Exercise aim: If a line below contains the string "JSON", copy it out.

Material for this task:
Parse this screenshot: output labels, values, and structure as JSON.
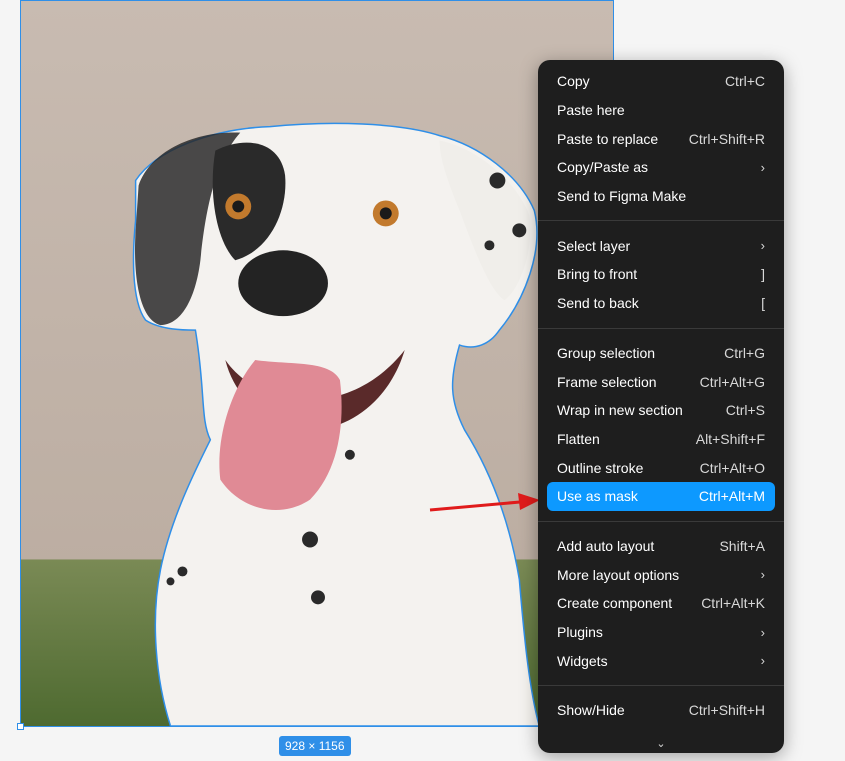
{
  "canvas": {
    "size_badge": "928 × 1156"
  },
  "context_menu": {
    "groups": [
      [
        {
          "label": "Copy",
          "shortcut": "Ctrl+C"
        },
        {
          "label": "Paste here",
          "shortcut": ""
        },
        {
          "label": "Paste to replace",
          "shortcut": "Ctrl+Shift+R"
        },
        {
          "label": "Copy/Paste as",
          "submenu": "›"
        },
        {
          "label": "Send to Figma Make",
          "shortcut": ""
        }
      ],
      [
        {
          "label": "Select layer",
          "submenu": "›"
        },
        {
          "label": "Bring to front",
          "shortcut": "]"
        },
        {
          "label": "Send to back",
          "shortcut": "["
        }
      ],
      [
        {
          "label": "Group selection",
          "shortcut": "Ctrl+G"
        },
        {
          "label": "Frame selection",
          "shortcut": "Ctrl+Alt+G"
        },
        {
          "label": "Wrap in new section",
          "shortcut": "Ctrl+S"
        },
        {
          "label": "Flatten",
          "shortcut": "Alt+Shift+F"
        },
        {
          "label": "Outline stroke",
          "shortcut": "Ctrl+Alt+O"
        },
        {
          "label": "Use as mask",
          "shortcut": "Ctrl+Alt+M"
        }
      ],
      [
        {
          "label": "Add auto layout",
          "shortcut": "Shift+A"
        },
        {
          "label": "More layout options",
          "submenu": "›"
        },
        {
          "label": "Create component",
          "shortcut": "Ctrl+Alt+K"
        },
        {
          "label": "Plugins",
          "submenu": "›"
        },
        {
          "label": "Widgets",
          "submenu": "›"
        }
      ],
      [
        {
          "label": "Show/Hide",
          "shortcut": "Ctrl+Shift+H"
        }
      ]
    ],
    "scroll_indicator": "⌄",
    "highlight_color": "#0d99ff"
  },
  "colors": {
    "selection": "#2f8fe8",
    "menu_bg": "#1e1e1e",
    "annotation_arrow": "#e01b1b"
  }
}
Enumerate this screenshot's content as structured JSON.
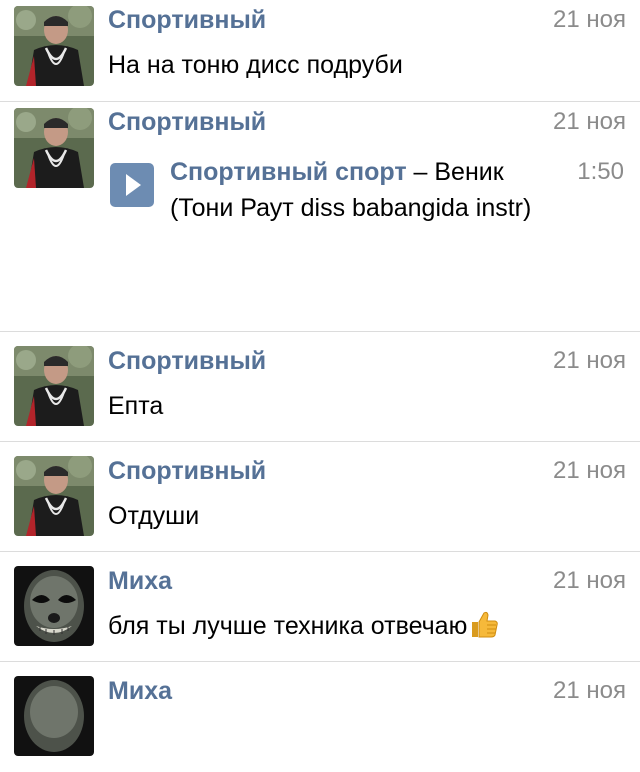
{
  "messages": [
    {
      "author": "Спортивный",
      "date": "21 ноя",
      "text": "На на тоню дисс подруби"
    },
    {
      "author": "Спортивный",
      "date": "21 ноя",
      "audio": {
        "artist": "Спортивный спорт",
        "separator": " – ",
        "title": "Веник (Тони Раут diss babangida instr)",
        "duration": "1:50"
      }
    },
    {
      "author": "Спортивный",
      "date": "21 ноя",
      "text": "Епта"
    },
    {
      "author": "Спортивный",
      "date": "21 ноя",
      "text": "Отдуши"
    },
    {
      "author": "Миха",
      "date": "21 ноя",
      "text": "бля ты лучше техника отвечаю"
    },
    {
      "author": "Миха",
      "date": "21 ноя"
    }
  ],
  "icons": {
    "play": "play-icon",
    "thumbs_up": "thumbs-up-emoji"
  },
  "colors": {
    "author_name": "#557196",
    "play_button": "#6d8cb2",
    "date": "#8b8b8b"
  }
}
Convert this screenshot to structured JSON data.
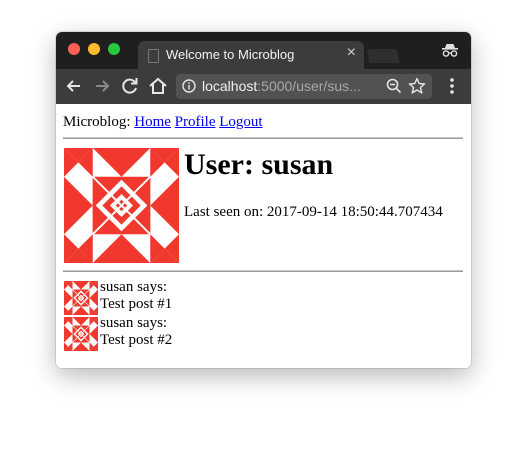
{
  "window": {
    "tab_title": "Welcome to Microblog",
    "url_host": "localhost",
    "url_path": ":5000/user/sus...",
    "colors": {
      "close": "#ff5f57",
      "minimize": "#febc2e",
      "maximize": "#28c840"
    }
  },
  "nav": {
    "brand": "Microblog:",
    "links": [
      "Home",
      "Profile",
      "Logout"
    ]
  },
  "profile": {
    "heading": "User: susan",
    "last_seen": "Last seen on: 2017-09-14 18:50:44.707434",
    "avatar_color": "#f0382e"
  },
  "posts": [
    {
      "author": "susan says:",
      "body": "Test post #1"
    },
    {
      "author": "susan says:",
      "body": "Test post #2"
    }
  ]
}
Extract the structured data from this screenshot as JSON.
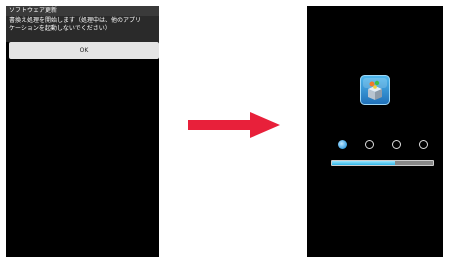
{
  "left_screen": {
    "dialog_title": "ソフトウェア更新",
    "message_line1": "書換え処理を開始します（処理中は、他のアプリ",
    "message_line2": "ケーションを起動しないでください）",
    "ok_label": "OK"
  },
  "arrow": {
    "icon": "arrow-right-icon",
    "color": "#e8203a"
  },
  "right_screen": {
    "icon": "software-update-icon",
    "page_indicator": {
      "total": 4,
      "active_index": 0
    },
    "progress": {
      "fraction": 0.62,
      "color": "#2fb6e8"
    }
  }
}
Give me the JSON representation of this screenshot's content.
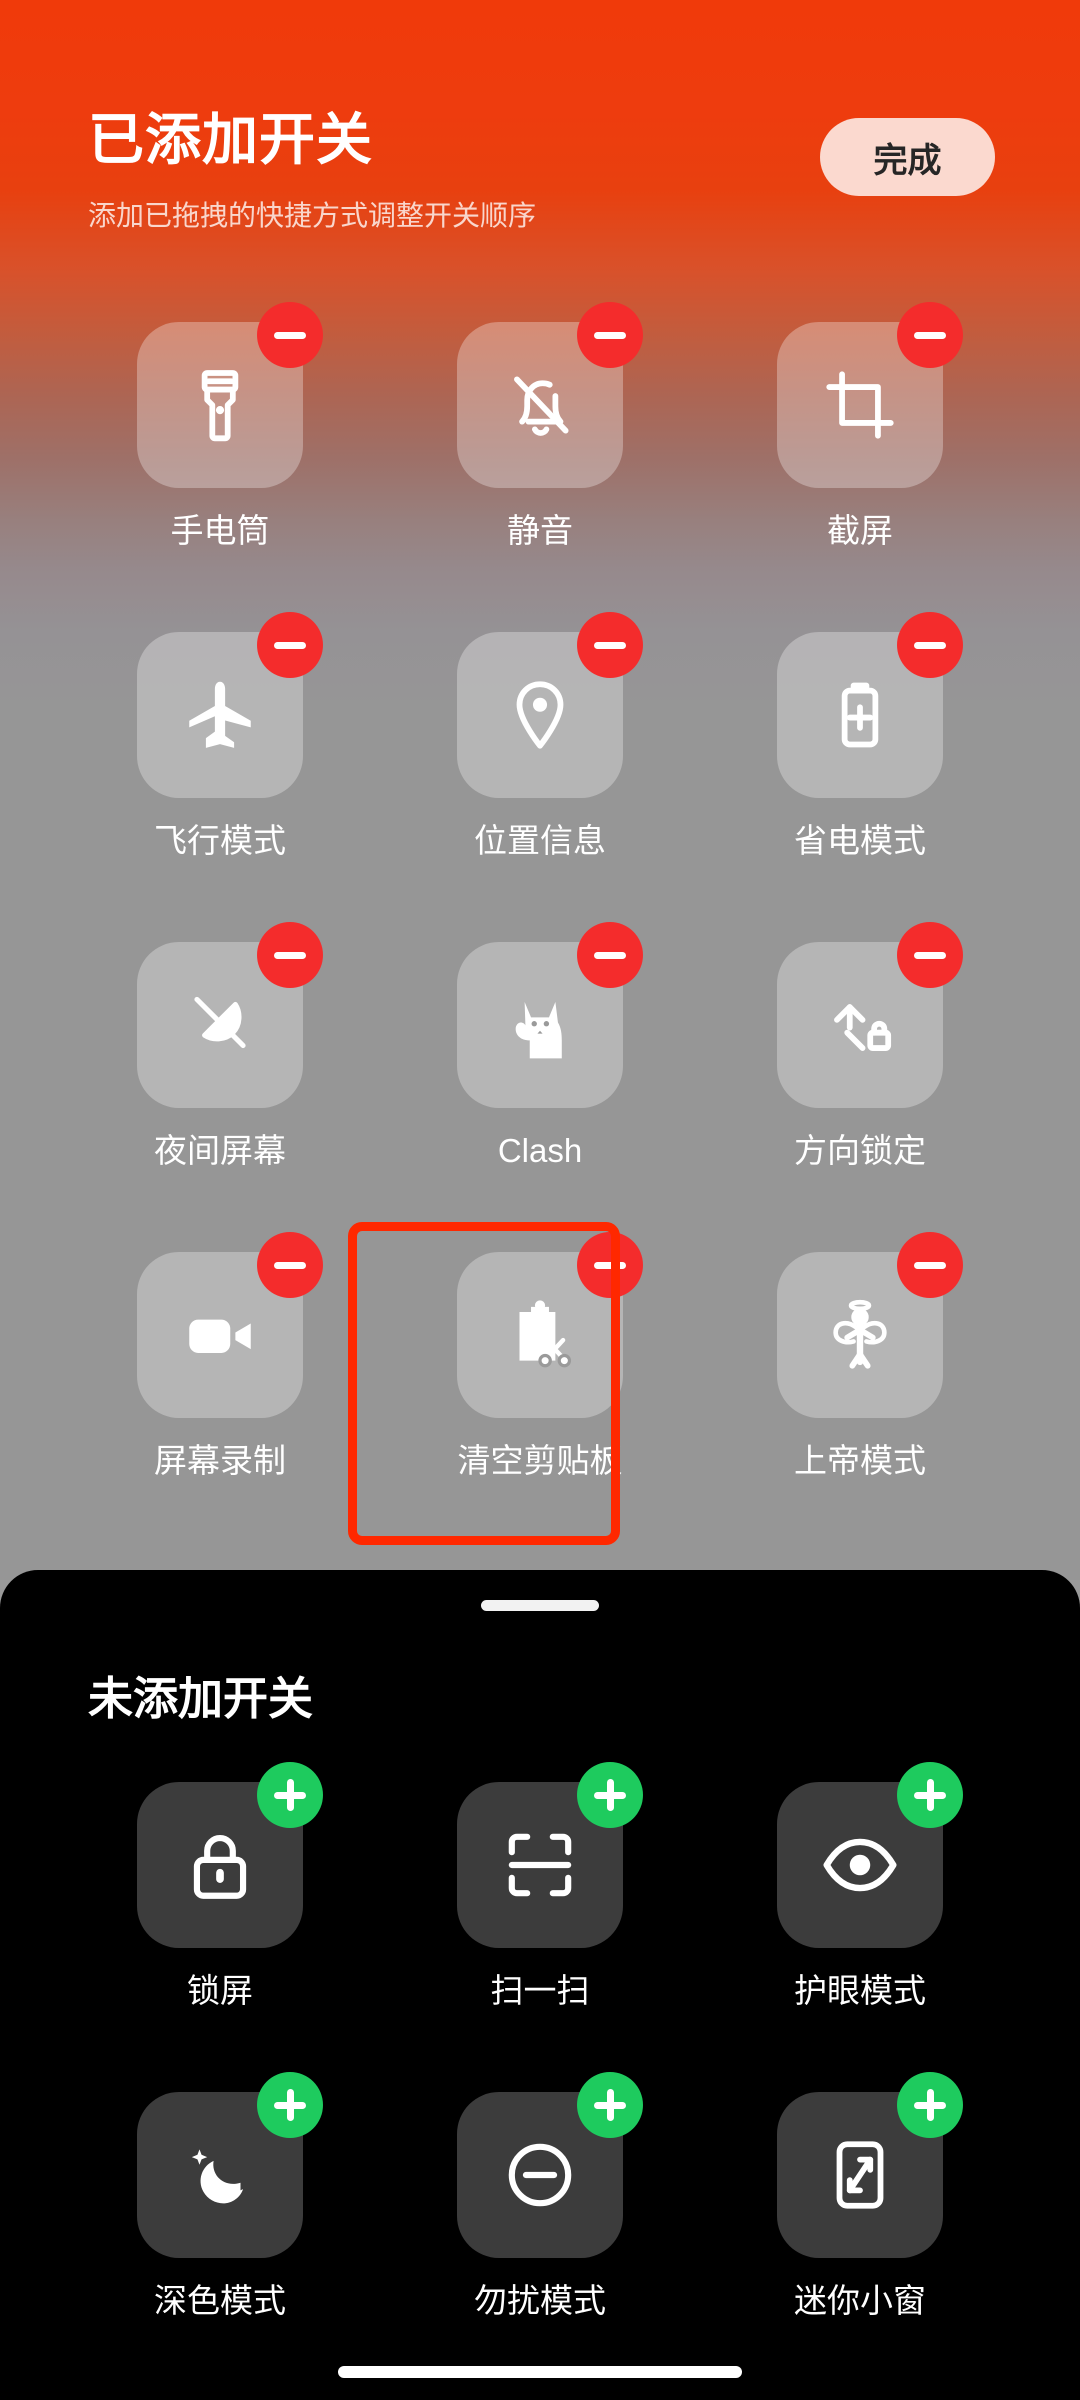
{
  "header": {
    "title": "已添加开关",
    "subtitle": "添加已拖拽的快捷方式调整开关顺序",
    "done_label": "完成"
  },
  "colors": {
    "gradient_top": "#f03a0a",
    "gradient_bottom": "#969696",
    "remove_badge": "#f42c2c",
    "add_badge": "#1ecb5e",
    "done_button_bg": "#fbd9cf",
    "done_button_text": "#262626",
    "sheet_bg": "#000000",
    "tile_bg_added": "rgba(255,255,255,0.30)",
    "tile_bg_unadded": "#3c3c3c",
    "highlight_border": "#ff2800"
  },
  "added_section": {
    "badge_icon": "minus-circle-icon",
    "tiles": [
      {
        "label": "手电筒",
        "icon": "flashlight-icon"
      },
      {
        "label": "静音",
        "icon": "bell-muted-icon"
      },
      {
        "label": "截屏",
        "icon": "crop-screenshot-icon"
      },
      {
        "label": "飞行模式",
        "icon": "airplane-icon"
      },
      {
        "label": "位置信息",
        "icon": "location-pin-icon"
      },
      {
        "label": "省电模式",
        "icon": "battery-saver-icon"
      },
      {
        "label": "夜间屏幕",
        "icon": "night-screen-off-icon"
      },
      {
        "label": "Clash",
        "icon": "cat-icon"
      },
      {
        "label": "方向锁定",
        "icon": "rotation-lock-icon"
      },
      {
        "label": "屏幕录制",
        "icon": "video-camera-icon"
      },
      {
        "label": "清空剪贴板",
        "icon": "clipboard-scissors-icon"
      },
      {
        "label": "上帝模式",
        "icon": "angel-icon"
      }
    ],
    "highlighted_tile_label": "清空剪贴板"
  },
  "sheet": {
    "title": "未添加开关",
    "badge_icon": "plus-circle-icon",
    "handle_icon": "drag-handle-icon",
    "tiles": [
      {
        "label": "锁屏",
        "icon": "lock-icon"
      },
      {
        "label": "扫一扫",
        "icon": "scan-icon"
      },
      {
        "label": "护眼模式",
        "icon": "eye-icon"
      },
      {
        "label": "深色模式",
        "icon": "moon-stars-icon"
      },
      {
        "label": "勿扰模式",
        "icon": "minus-circle-outline-icon"
      },
      {
        "label": "迷你小窗",
        "icon": "mini-window-icon"
      }
    ]
  },
  "system": {
    "home_indicator": "home-indicator"
  }
}
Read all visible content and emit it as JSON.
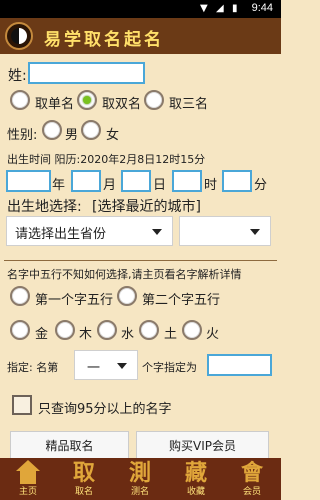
{
  "status": {
    "time": "9:44"
  },
  "header": {
    "title": "易学取名起名"
  },
  "form": {
    "surname_label": "姓:",
    "surname_value": "",
    "name_type": [
      "取单名",
      "取双名",
      "取三名"
    ],
    "name_type_selected": 1,
    "gender_label": "性别:",
    "genders": [
      "男",
      "女"
    ],
    "birth_time": "出生时间 阳历:2020年2月8日12时15分",
    "date_units": [
      "年",
      "月",
      "日",
      "时",
      "分"
    ],
    "birthplace_label": "出生地选择:",
    "recent_city": "[选择最近的城市]",
    "province_placeholder": "请选择出生省份",
    "city_placeholder": "",
    "wuxing_hint": "名字中五行不知如何选择,请主页看名字解析详情",
    "char_choice": [
      "第一个字五行",
      "第二个字五行"
    ],
    "elements": [
      "金",
      "木",
      "水",
      "土",
      "火"
    ],
    "specify_label": "指定: 名第",
    "specify_select": "一",
    "specify_suffix": "个字指定为",
    "only95_label": "只查询95分以上的名字",
    "button_premium": "精品取名",
    "button_vip": "购买VIP会员"
  },
  "tabs": [
    {
      "glyph": "",
      "label": "主页",
      "icon": "home-icon"
    },
    {
      "glyph": "取",
      "label": "取名",
      "icon": "qu-glyph-icon"
    },
    {
      "glyph": "測",
      "label": "测名",
      "icon": "ce-glyph-icon"
    },
    {
      "glyph": "藏",
      "label": "收藏",
      "icon": "cang-glyph-icon"
    },
    {
      "glyph": "會",
      "label": "会员",
      "icon": "hui-glyph-icon"
    }
  ],
  "colors": {
    "header_bg": "#6b3a16",
    "header_text": "#ffe06a",
    "page_bg": "#f6e6c3",
    "radio_checked": "#79c21f",
    "tabbar_bg": "#6b2b12"
  }
}
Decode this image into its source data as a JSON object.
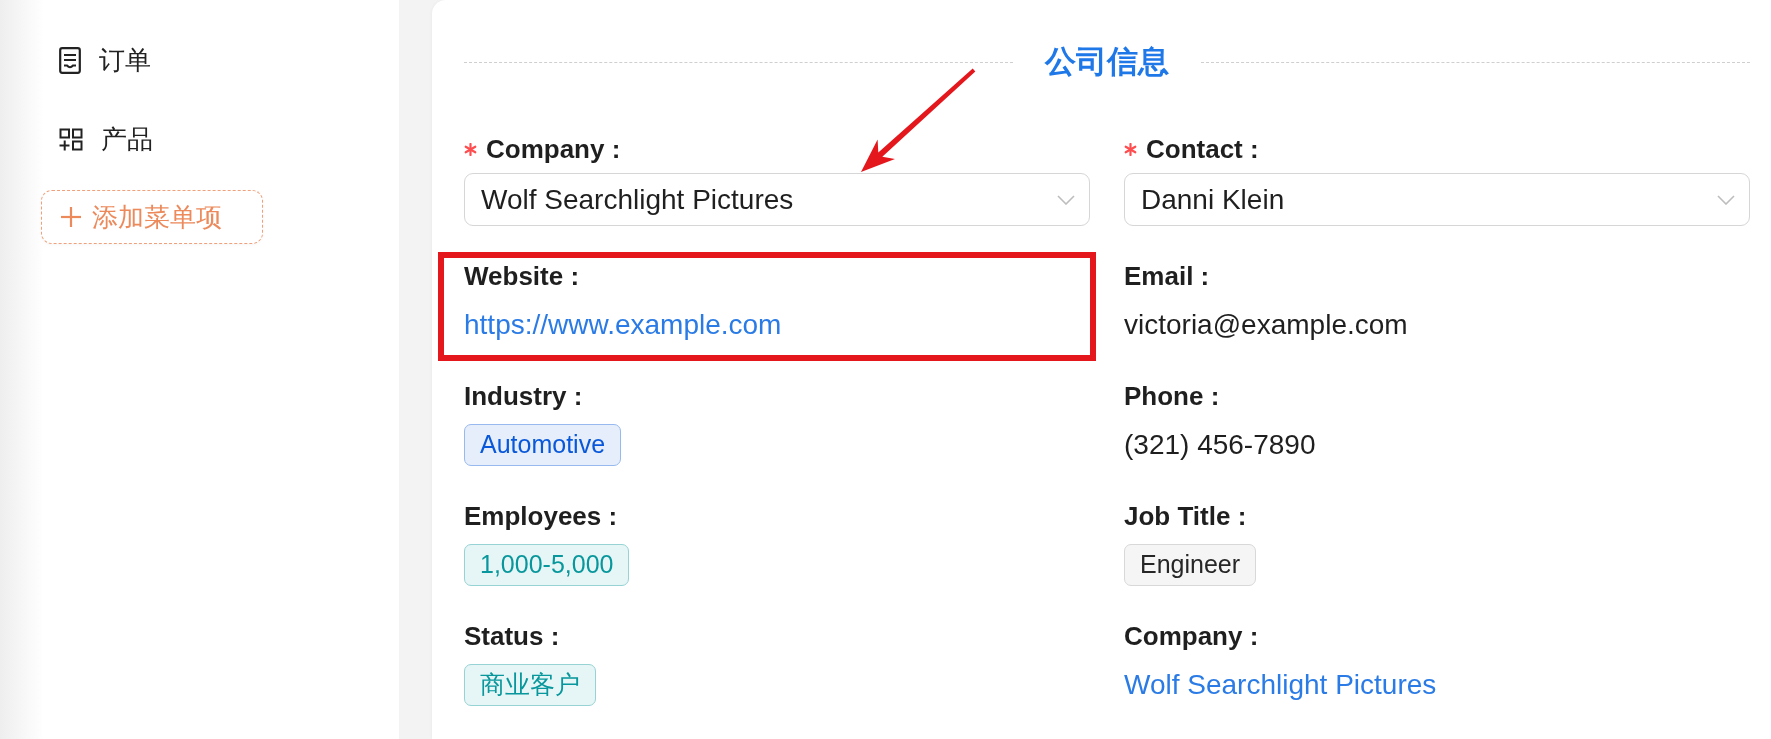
{
  "sidebar": {
    "items": [
      {
        "label": "订单",
        "selected": false
      },
      {
        "label": "产品",
        "selected": false
      }
    ],
    "add_button": {
      "label": "添加菜单项"
    }
  },
  "section": {
    "title": "公司信息"
  },
  "fields": [
    {
      "label": "Company :",
      "required": true,
      "kind": "select",
      "value": "Wolf Searchlight Pictures",
      "highlighted": false,
      "pointed_at": true
    },
    {
      "label": "Contact :",
      "required": true,
      "kind": "select",
      "value": "Danni Klein",
      "highlighted": false,
      "pointed_at": false
    },
    {
      "label": "Website :",
      "required": false,
      "kind": "link",
      "value": "https://www.example.com",
      "highlighted": true,
      "pointed_at": false
    },
    {
      "label": "Email :",
      "required": false,
      "kind": "text",
      "value": "victoria@example.com",
      "highlighted": false,
      "pointed_at": false
    },
    {
      "label": "Industry :",
      "required": false,
      "kind": "tag",
      "value": "Automotive",
      "color": "#0958d9",
      "highlighted": false,
      "pointed_at": false
    },
    {
      "label": "Phone :",
      "required": false,
      "kind": "text",
      "value": "(321) 456-7890",
      "highlighted": false,
      "pointed_at": false
    },
    {
      "label": "Employees :",
      "required": false,
      "kind": "tag",
      "value": "1,000-5,000",
      "color": "#08979c",
      "highlighted": false,
      "pointed_at": false
    },
    {
      "label": "Job Title :",
      "required": false,
      "kind": "tag",
      "value": "Engineer",
      "color": "#262626",
      "highlighted": false,
      "pointed_at": false
    },
    {
      "label": "Status :",
      "required": false,
      "kind": "tag",
      "value": "商业客户",
      "color": "#08979c",
      "highlighted": false,
      "pointed_at": false
    },
    {
      "label": "Company :",
      "required": false,
      "kind": "link",
      "value": "Wolf Searchlight Pictures",
      "highlighted": false,
      "pointed_at": false
    }
  ]
}
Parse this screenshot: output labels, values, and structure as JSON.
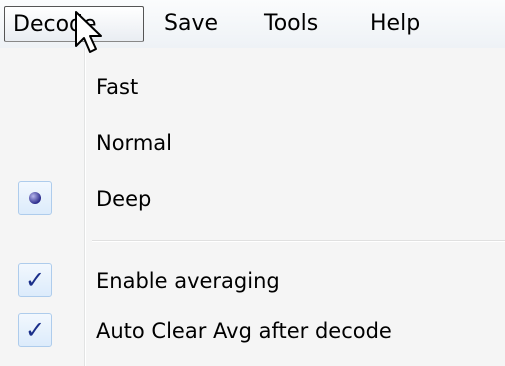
{
  "menubar": {
    "items": [
      {
        "label": "Decode"
      },
      {
        "label": "Save"
      },
      {
        "label": "Tools"
      },
      {
        "label": "Help"
      }
    ]
  },
  "dropdown": {
    "items": [
      {
        "label": "Fast",
        "state": "none"
      },
      {
        "label": "Normal",
        "state": "none"
      },
      {
        "label": "Deep",
        "state": "radio-selected"
      },
      {
        "label": "Enable averaging",
        "state": "checked"
      },
      {
        "label": "Auto Clear Avg after decode",
        "state": "checked"
      }
    ]
  },
  "icons": {
    "cursor": "arrow-pointer-icon",
    "radio": "radio-dot-icon",
    "check": "checkmark-icon"
  }
}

Task answer:
Parse this screenshot: output labels, values, and structure as JSON.
Enumerate this screenshot's content as structured JSON.
Convert this screenshot to structured JSON data.
Extract the structured data from this screenshot as JSON.
Give me the JSON representation of this screenshot's content.
Read all visible content and emit it as JSON.
Decode this image into its source data as a JSON object.
Parse this screenshot: output labels, values, and structure as JSON.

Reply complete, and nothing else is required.